  • I think that the left pad is WAY too sensitive. It sometimes causes in game actions to happen when my thumb is hovering above it. This might be a problem with all Steam Controllers, or it could just be mine.
  • Not really a problem, but this device is radically different from any gaming input I’ve ever used. It’s kind of tricky to get used to.
  • I intensely dislike the location of the ABXY buttons. When playing Borderlands 2 last night, I finally hit Y so many times when trying to hit X accidentally, causing a weapon switch, that I had to unbind that button completely. I might get used to that, but if you’re used to an Xbox 360 or Xbox One controller, it’s maddening.

So, as you can see, most of the things I like about the controller are hardware related, and most things I dislike are software related. Seems like Valve has a heck of a device here, but Steam needs to catch up. All in all, I’m happy with it, and it really seems like a step in the right direction. It’s not the perfect device to make console gamers switch to PC, but it definitely helps the idea of a PC powering a TV-centric entertainment center. But, me, I like sitting at a desk. I like leaning back in my chair, with a controller, and having some good old fashioned fun. And this can help.

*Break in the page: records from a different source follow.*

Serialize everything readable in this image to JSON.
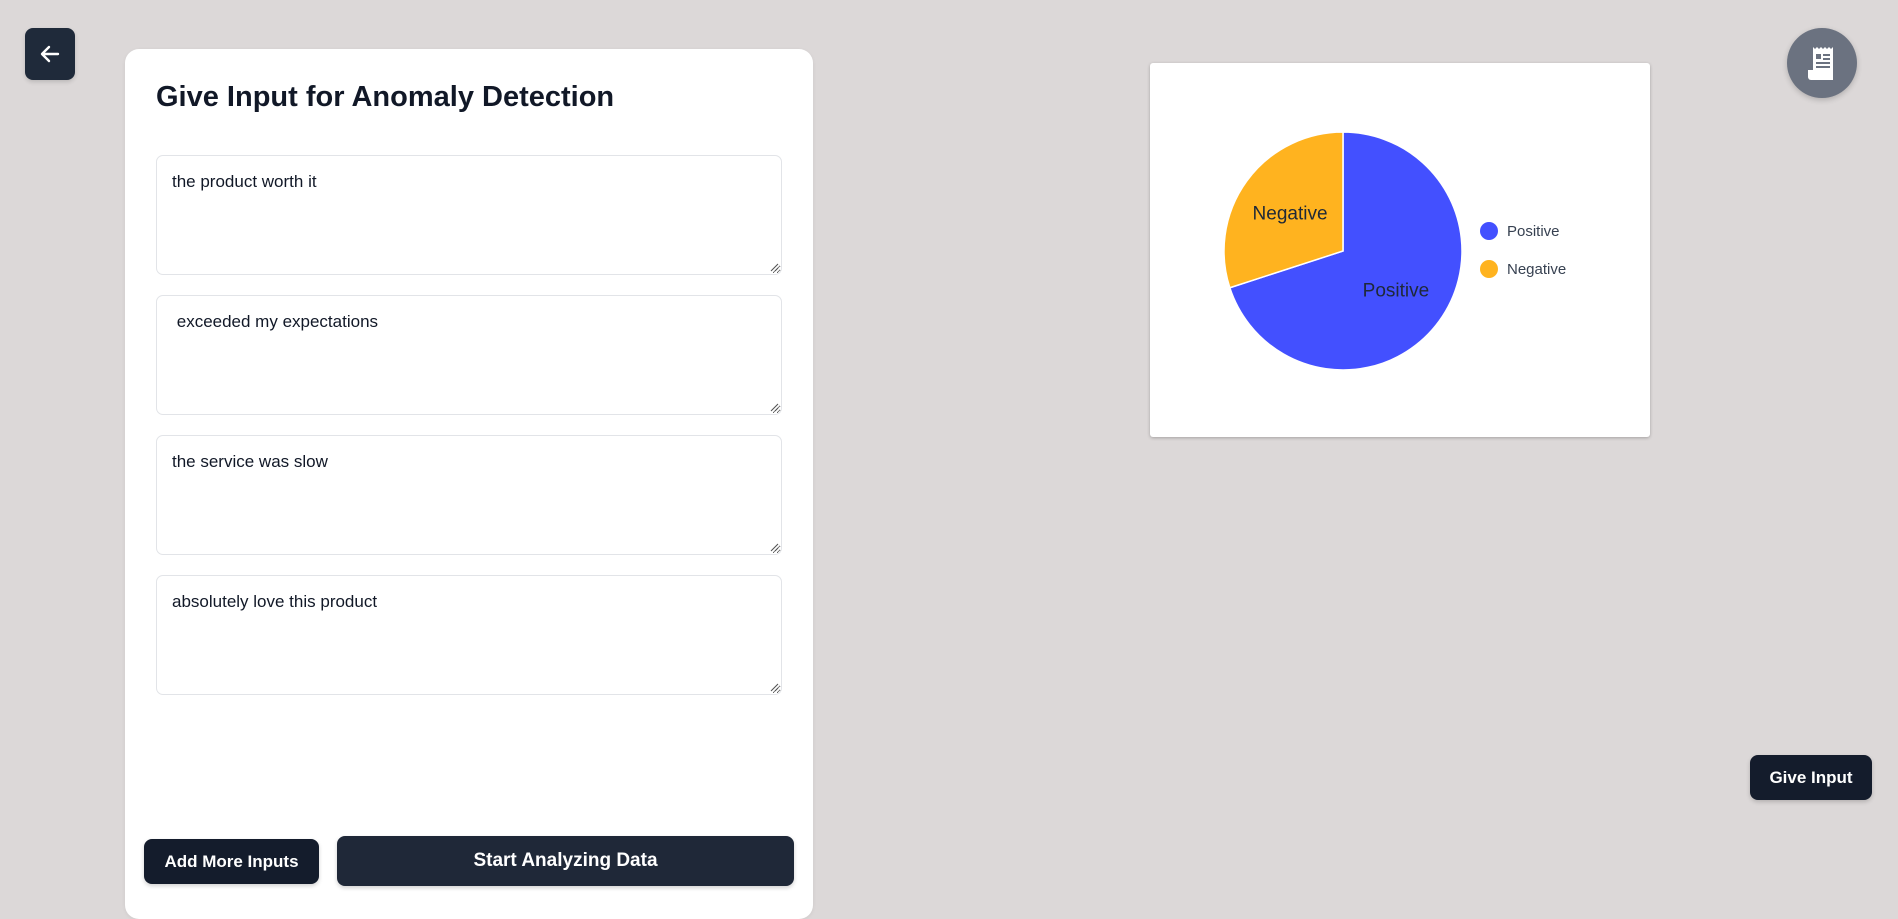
{
  "nav": {
    "back_icon": "arrow-left-icon",
    "report_icon": "receipt-icon"
  },
  "panel": {
    "title": "Give Input for Anomaly Detection",
    "inputs": [
      {
        "value": "the product worth it"
      },
      {
        "value": " exceeded my expectations"
      },
      {
        "value": "the service was slow"
      },
      {
        "value": "absolutely love this product"
      }
    ],
    "add_more_label": "Add More Inputs",
    "start_label": "Start Analyzing Data"
  },
  "give_input_label": "Give Input",
  "colors": {
    "page_bg": "#dcd8d8",
    "button_dark": "#141c2c",
    "positive": "#4350ff",
    "negative": "#ffb31f"
  },
  "chart_data": {
    "type": "pie",
    "categories": [
      "Positive",
      "Negative"
    ],
    "values": [
      70,
      30
    ],
    "colors": [
      "#4350ff",
      "#ffb31f"
    ],
    "legend": [
      "Positive",
      "Negative"
    ],
    "legend_position": "right",
    "start_angle": "top",
    "direction": "clockwise"
  }
}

Update! I have managed to make it work with Diablo III. It’s a little sketchy, since Steam must launch the Battle.net client, which in turn launches Diablo III, but it does work, and it the input is actually pretty comfortable.

How to fix controller issues in Saints Row: The Third and Saints Row IV

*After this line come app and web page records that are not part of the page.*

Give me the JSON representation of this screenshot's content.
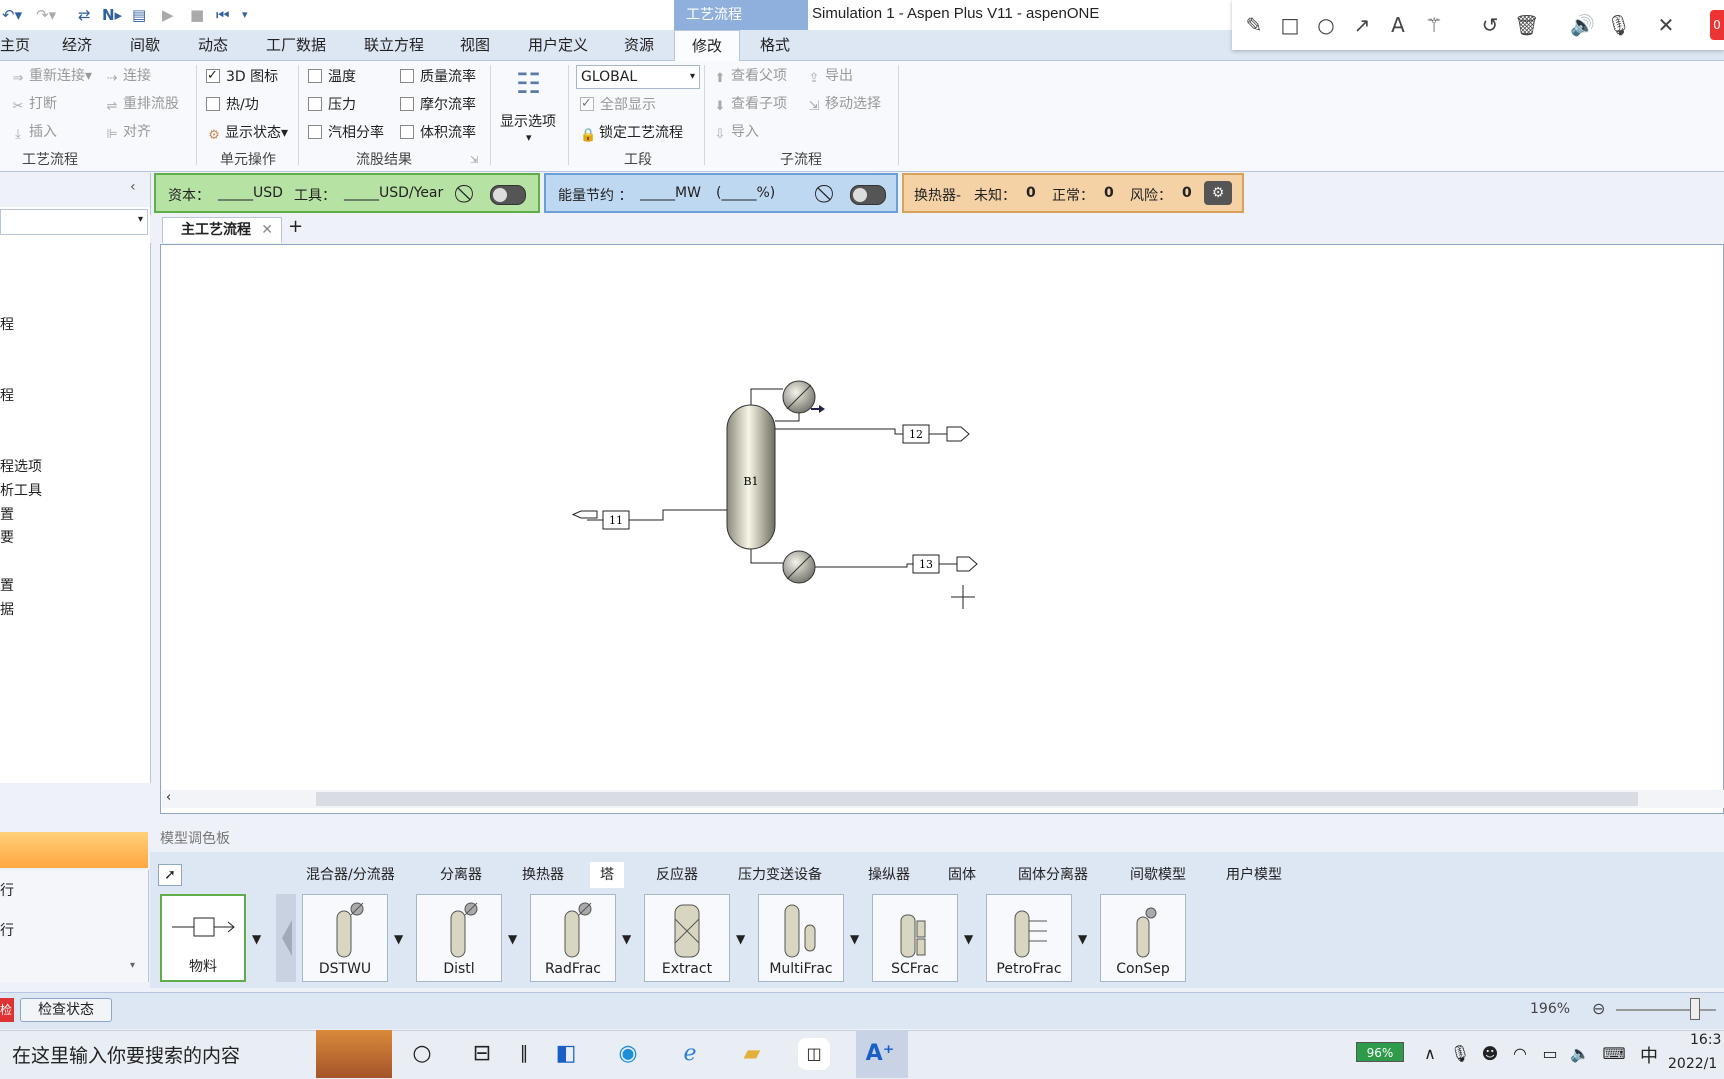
{
  "window": {
    "title": "Simulation 1 - Aspen Plus V11 - aspenONE",
    "context_tab": "工艺流程"
  },
  "ribbon_tabs": [
    "主页",
    "经济",
    "间歇",
    "动态",
    "工厂数据",
    "联立方程",
    "视图",
    "用户定义",
    "资源",
    "修改",
    "格式"
  ],
  "ribbon": {
    "flowsheet": {
      "reconnect": "重新连接",
      "connect": "连接",
      "break": "打断",
      "reroute": "重排流股",
      "insert": "插入",
      "align": "对齐",
      "label": "工艺流程"
    },
    "unit_ops": {
      "icon_3d": "3D 图标",
      "heat_work": "热/功",
      "show_status": "显示状态",
      "label": "单元操作"
    },
    "stream_results": {
      "temperature": "温度",
      "pressure": "压力",
      "vapor_fraction": "汽相分率",
      "mass_flow": "质量流率",
      "mole_flow": "摩尔流率",
      "volume_flow": "体积流率",
      "label": "流股结果"
    },
    "display_options": "显示选项",
    "section": {
      "combo_value": "GLOBAL",
      "show_all": "全部显示",
      "lock_flowsheet": "锁定工艺流程",
      "label": "工段"
    },
    "hierarchy": {
      "view_parent": "查看父项",
      "view_child": "查看子项",
      "import": "导入",
      "export": "导出",
      "move_selection": "移动选择",
      "label": "子流程"
    }
  },
  "status_bars": {
    "capital": "资本：",
    "capital_unit": "_____USD",
    "utility": "工具：",
    "utility_unit": "_____USD/Year",
    "energy": "能量节约 ：",
    "energy_unit": "_____MW",
    "energy_pct": "(_____%)",
    "hx": "换热器-",
    "unknown_label": "未知：",
    "unknown_value": "0",
    "ok_label": "正常：",
    "ok_value": "0",
    "risk_label": "风险：",
    "risk_value": "0"
  },
  "left_nav": {
    "items": [
      "程",
      "程",
      "程选项",
      "析工具",
      "置",
      "要",
      "置",
      "据"
    ],
    "lower_items": [
      "行",
      "行"
    ]
  },
  "document_tab": "主工艺流程",
  "flowsheet": {
    "block": "B1",
    "feed_stream": "11",
    "top_stream": "12",
    "bottom_stream": "13"
  },
  "palette": {
    "title": "模型调色板",
    "tabs": [
      "混合器/分流器",
      "分离器",
      "换热器",
      "塔",
      "反应器",
      "压力变送设备",
      "操纵器",
      "固体",
      "固体分离器",
      "间歇模型",
      "用户模型"
    ],
    "active_tab": "塔",
    "material": "物料",
    "models": [
      "DSTWU",
      "Distl",
      "RadFrac",
      "Extract",
      "MultiFrac",
      "SCFrac",
      "PetroFrac",
      "ConSep"
    ]
  },
  "statusbar": {
    "check_status": "检查状态",
    "zoom": "196%"
  },
  "taskbar": {
    "search": "在这里输入你要搜索的内容",
    "battery": "96%",
    "ime": "中",
    "time": "16:3",
    "date": "2022/1"
  },
  "colors": {
    "green_bar": "#b6e2a4",
    "blue_bar": "#bfd8f2",
    "orange_bar": "#f4d2a6",
    "ribbon": "#dde6f3"
  }
}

Can’t promise this will work for you but it did work for me. My issue was that SR4 would not detect my official wireless 360 controller but I did not have a Nostromo or any other peripheral connected, rendering other advice useless.

Exact terms of my issue:
– Controller not detected in SR4 AT ALL
– worked fine in all other games but SR franchise
– Windows 8.1
– Used to work fine, stopped working suddenly
– No wacky gamer peripherals to interfere with 360 controller

Here’s what I did:
– Verified game cache, rebooted (no effect)
– delete game and reinstall from backup, reboot (no effect)
– reinstall 360 controller drivers, reboot (no effect)
– delete game, reinstall from internet, reboot (no effect)

Here’s what worked:
– Followed this guide to be able to view unused drivers in devmgr
– opened devmgr and deleted greyed out drivers in the following areas
– – Xbox 360 Peripherals
– – Sound, video and game controllers
– – Mice and other pointing devices
– – Human Interface Devices
– rebooted
– massive win! It’s working!

Seems to me that an old Bluetooth driver or something was interfering with SR4 only for reasons I can’t explain but it’s gone and I fixed it.

Quote from the link in the website (in case it goes away):

To remove old and unused drivers from your Windows computer, first open Start Menu and right click on Computer and select Properties. From the left side panel, click on Advanced system settings and click on Environment Variables. Alternatively, simply open Control Panel and type Environment Variables.

Now under the User variables box, click on New and type

devmgr_show_nonpresent_devices
in the Variable Name text box & 1 in the Variable Value box. This will set a flag to allow you to now view unused devices.

Now type devmgmt.msc in start search and hit Enter to open the Device Manager.

device manager uninstall 400×296 How to remove old device drivers in Windows 7 | 8

Click View tab and select Show hidden devices. Expand the branches in the device tree & look for the faded icons. These indicate unused device drivers.

Right click on it and select Uninstall.